EXTRACTED MATERIAL →
┄┄┄┄┄┄┄┄┄┄

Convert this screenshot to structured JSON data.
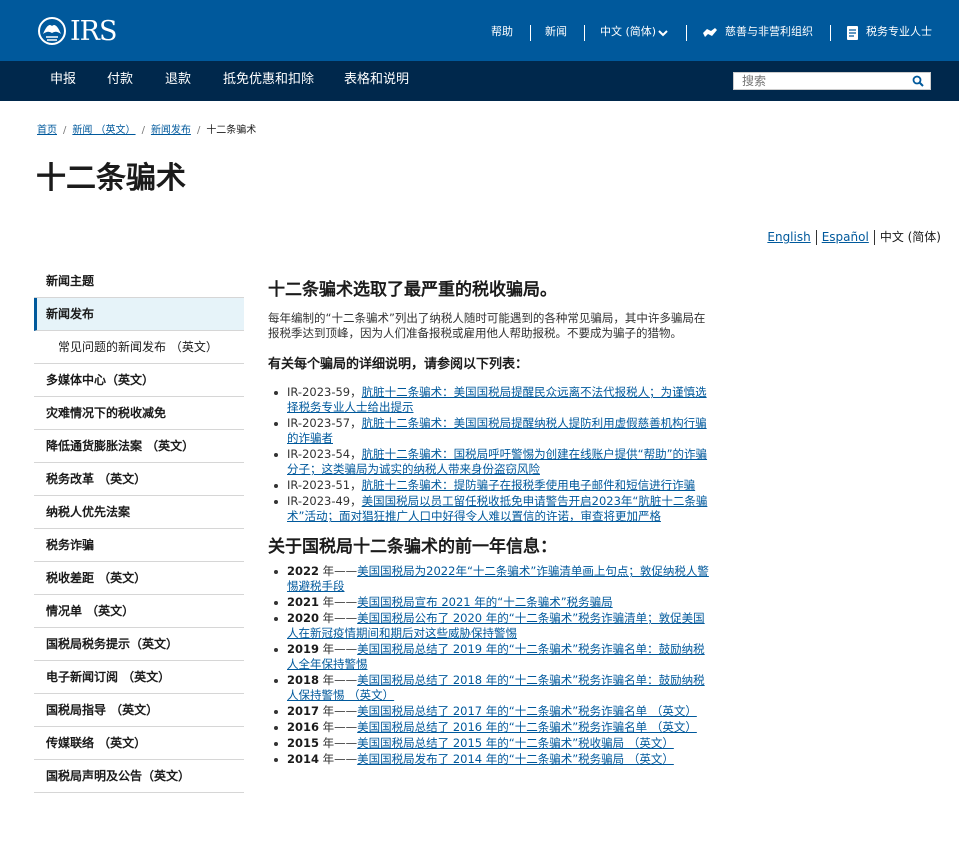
{
  "header": {
    "logo_text": "IRS",
    "util": {
      "help": "帮助",
      "news": "新闻",
      "language": "中文 (简体)",
      "charities": "慈善与非营利组织",
      "tax_pros": "税务专业人士"
    }
  },
  "nav": {
    "items": [
      "申报",
      "付款",
      "退款",
      "抵免优惠和扣除",
      "表格和说明"
    ],
    "search_placeholder": "搜索"
  },
  "breadcrumb": {
    "items": [
      "首页",
      "新闻 （英文）",
      "新闻发布"
    ],
    "current": "十二条骗术"
  },
  "page_title": "十二条骗术",
  "languages": {
    "english": "English",
    "spanish": "Español",
    "chinese": "中文 (简体)"
  },
  "sidebar": {
    "items": [
      "新闻主题",
      "新闻发布",
      "常见问题的新闻发布 （英文）",
      "多媒体中心（英文）",
      "灾难情况下的税收减免",
      "降低通货膨胀法案 （英文）",
      "税务改革 （英文）",
      "纳税人优先法案",
      "税务诈骗",
      "税收差距 （英文）",
      "情况单 （英文）",
      "国税局税务提示（英文）",
      "电子新闻订阅 （英文）",
      "国税局指导 （英文）",
      "传媒联络 （英文）",
      "国税局声明及公告（英文）"
    ]
  },
  "main": {
    "heading": "十二条骗术选取了最严重的税收骗局。",
    "intro": "每年编制的“十二条骗术”列出了纳税人随时可能遇到的各种常见骗局，其中许多骗局在报税季达到顶峰，因为人们准备报税或雇用他人帮助报税。不要成为骗子的猎物。",
    "list_heading": "有关每个骗局的详细说明，请参阅以下列表：",
    "releases": [
      {
        "id": "IR-2023-59，",
        "link": "肮脏十二条骗术：美国国税局提醒民众远离不法代报税人；为谨慎选择税务专业人士给出提示"
      },
      {
        "id": "IR-2023-57，",
        "link": "肮脏十二条骗术：美国国税局提醒纳税人提防利用虚假慈善机构行骗的诈骗者"
      },
      {
        "id": "IR-2023-54，",
        "link": "肮脏十二条骗术：国税局呼吁警惕为创建在线账户提供“帮助”的诈骗分子；这类骗局为诚实的纳税人带来身份盗窃风险"
      },
      {
        "id": "IR-2023-51，",
        "link": "肮脏十二条骗术：提防骗子在报税季使用电子邮件和短信进行诈骗"
      },
      {
        "id": "IR-2023-49，",
        "link": "美国国税局以员工留任税收抵免申请警告开启2023年“肮脏十二条骗术”活动；面对猖狂推广人口中好得令人难以置信的许诺，审查将更加严格"
      }
    ],
    "prior_heading": "关于国税局十二条骗术的前一年信息：",
    "prior": [
      {
        "year": "2022",
        "suffix": " 年——",
        "link": "美国国税局为2022年“十二条骗术”诈骗清单画上句点；敦促纳税人警惕避税手段"
      },
      {
        "year": "2021",
        "suffix": " 年——",
        "link": "美国国税局宣布 2021 年的“十二条骗术”税务骗局"
      },
      {
        "year": "2020",
        "suffix": " 年——",
        "link": "美国国税局公布了 2020 年的“十二条骗术”税务诈骗清单；敦促美国人在新冠疫情期间和期后对这些威胁保持警惕"
      },
      {
        "year": "2019",
        "suffix": " 年——",
        "link": "美国国税局总结了 2019 年的“十二条骗术”税务诈骗名单：鼓励纳税人全年保持警惕"
      },
      {
        "year": "2018",
        "suffix": " 年——",
        "link": "美国国税局总结了 2018 年的“十二条骗术”税务诈骗名单：鼓励纳税人保持警惕 （英文）"
      },
      {
        "year": "2017",
        "suffix": " 年——",
        "link": "美国国税局总结了 2017 年的“十二条骗术”税务诈骗名单 （英文）"
      },
      {
        "year": "2016",
        "suffix": " 年——",
        "link": "美国国税局总结了 2016 年的“十二条骗术”税务诈骗名单 （英文）"
      },
      {
        "year": "2015",
        "suffix": " 年——",
        "link": "美国国税局总结了 2015 年的“十二条骗术”税收骗局 （英文）"
      },
      {
        "year": "2014",
        "suffix": " 年——",
        "link": "美国国税局发布了 2014 年的“十二条骗术”税务骗局 （英文）"
      }
    ]
  },
  "colors": {
    "header_blue": "#00599c",
    "nav_dark": "#00284c",
    "link": "#00599c",
    "active_bg": "#e6f3f9"
  },
  "icons": [
    "eagle-logo",
    "chevron-down-icon",
    "handshake-icon",
    "document-icon",
    "search-icon"
  ]
}
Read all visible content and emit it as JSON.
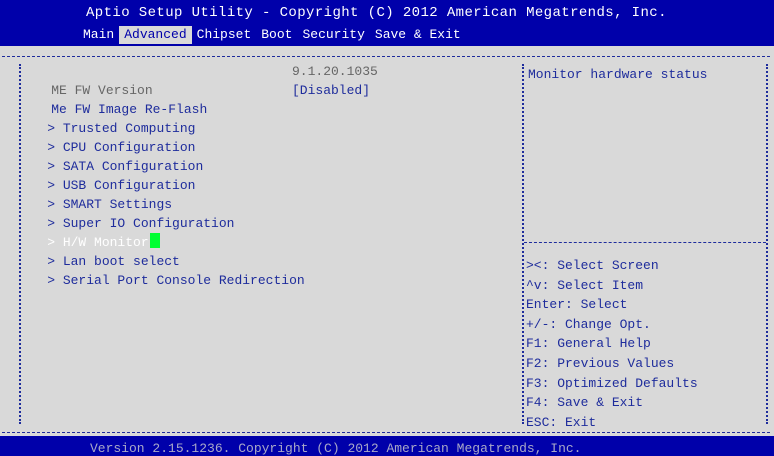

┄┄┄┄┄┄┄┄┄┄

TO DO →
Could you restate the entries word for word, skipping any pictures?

OUTPUT OF THE EXERCISE →
Convert this screenshot to structured JSON data.
{
  "header": {
    "logo_text": "IRS",
    "util": {
      "help": "帮助",
      "news": "新闻",
      "language": "中文 (简体)",
      "charities": "慈善与非营利组织",
      "tax_pros": "税务专业人士"
    }
  },
  "nav": {
    "items": [
      "申报",
      "付款",
      "退款",
      "抵免优惠和扣除",
      "表格和说明"
    ],
    "search_placeholder": "搜索"
  },
  "breadcrumb": {
    "items": [
      "首页",
      "新闻 （英文）",
      "新闻发布"
    ],
    "current": "十二条骗术"
  },
  "page_title": "十二条骗术",
  "languages": {
    "english": "English",
    "spanish": "Español",
    "chinese": "中文 (简体)"
  },
  "sidebar": {
    "items": [
      "新闻主题",
      "新闻发布",
      "常见问题的新闻发布 （英文）",
      "多媒体中心（英文）",
      "灾难情况下的税收减免",
      "降低通货膨胀法案 （英文）",
      "税务改革 （英文）",
      "纳税人优先法案",
      "税务诈骗",
      "税收差距 （英文）",
      "情况单 （英文）",
      "国税局税务提示（英文）",
      "电子新闻订阅 （英文）",
      "国税局指导 （英文）",
      "传媒联络 （英文）",
      "国税局声明及公告（英文）"
    ]
  },
  "main": {
    "heading": "十二条骗术选取了最严重的税收骗局。",
    "intro": "每年编制的“十二条骗术”列出了纳税人随时可能遇到的各种常见骗局，其中许多骗局在报税季达到顶峰，因为人们准备报税或雇用他人帮助报税。不要成为骗子的猎物。",
    "list_heading": "有关每个骗局的详细说明，请参阅以下列表：",
    "releases": [
      {
        "id": "IR-2023-59，",
        "link": "肮脏十二条骗术：美国国税局提醒民众远离不法代报税人；为谨慎选择税务专业人士给出提示"
      },
      {
        "id": "IR-2023-57，",
        "link": "肮脏十二条骗术：美国国税局提醒纳税人提防利用虚假慈善机构行骗的诈骗者"
      },
      {
        "id": "IR-2023-54，",
        "link": "肮脏十二条骗术：国税局呼吁警惕为创建在线账户提供“帮助”的诈骗分子；这类骗局为诚实的纳税人带来身份盗窃风险"
      },
      {
        "id": "IR-2023-51，",
        "link": "肮脏十二条骗术：提防骗子在报税季使用电子邮件和短信进行诈骗"
      },
      {
        "id": "IR-2023-49，",
        "link": "美国国税局以员工留任税收抵免申请警告开启2023年“肮脏十二条骗术”活动；面对猖狂推广人口中好得令人难以置信的许诺，审查将更加严格"
      }
    ],
    "prior_heading": "关于国税局十二条骗术的前一年信息：",
    "prior": [
      {
        "year": "2022",
        "suffix": " 年——",
        "link": "美国国税局为2022年“十二条骗术”诈骗清单画上句点；敦促纳税人警惕避税手段"
      },
      {
        "year": "2021",
        "suffix": " 年——",
        "link": "美国国税局宣布 2021 年的“十二条骗术”税务骗局"
      },
      {
        "year": "2020",
        "suffix": " 年——",
        "link": "美国国税局公布了 2020 年的“十二条骗术”税务诈骗清单；敦促美国人在新冠疫情期间和期后对这些威胁保持警惕"
      },
      {
        "year": "2019",
        "suffix": " 年——",
        "link": "美国国税局总结了 2019 年的“十二条骗术”税务诈骗名单：鼓励纳税人全年保持警惕"
      },
      {
        "year": "2018",
        "suffix": " 年——",
        "link": "美国国税局总结了 2018 年的“十二条骗术”税务诈骗名单：鼓励纳税人保持警惕 （英文）"
      },
      {
        "year": "2017",
        "suffix": " 年——",
        "link": "美国国税局总结了 2017 年的“十二条骗术”税务诈骗名单 （英文）"
      },
      {
        "year": "2016",
        "suffix": " 年——",
        "link": "美国国税局总结了 2016 年的“十二条骗术”税务诈骗名单 （英文）"
      },
      {
        "year": "2015",
        "suffix": " 年——",
        "link": "美国国税局总结了 2015 年的“十二条骗术”税收骗局 （英文）"
      },
      {
        "year": "2014",
        "suffix": " 年——",
        "link": "美国国税局发布了 2014 年的“十二条骗术”税务骗局 （英文）"
      }
    ]
  },
  "colors": {
    "header_blue": "#00599c",
    "nav_dark": "#00284c",
    "link": "#00599c",
    "active_bg": "#e6f3f9"
  },
  "icons": [
    "eagle-logo",
    "chevron-down-icon",
    "handshake-icon",
    "document-icon",
    "search-icon"
  ]
}
Read all visible content and emit it as JSON.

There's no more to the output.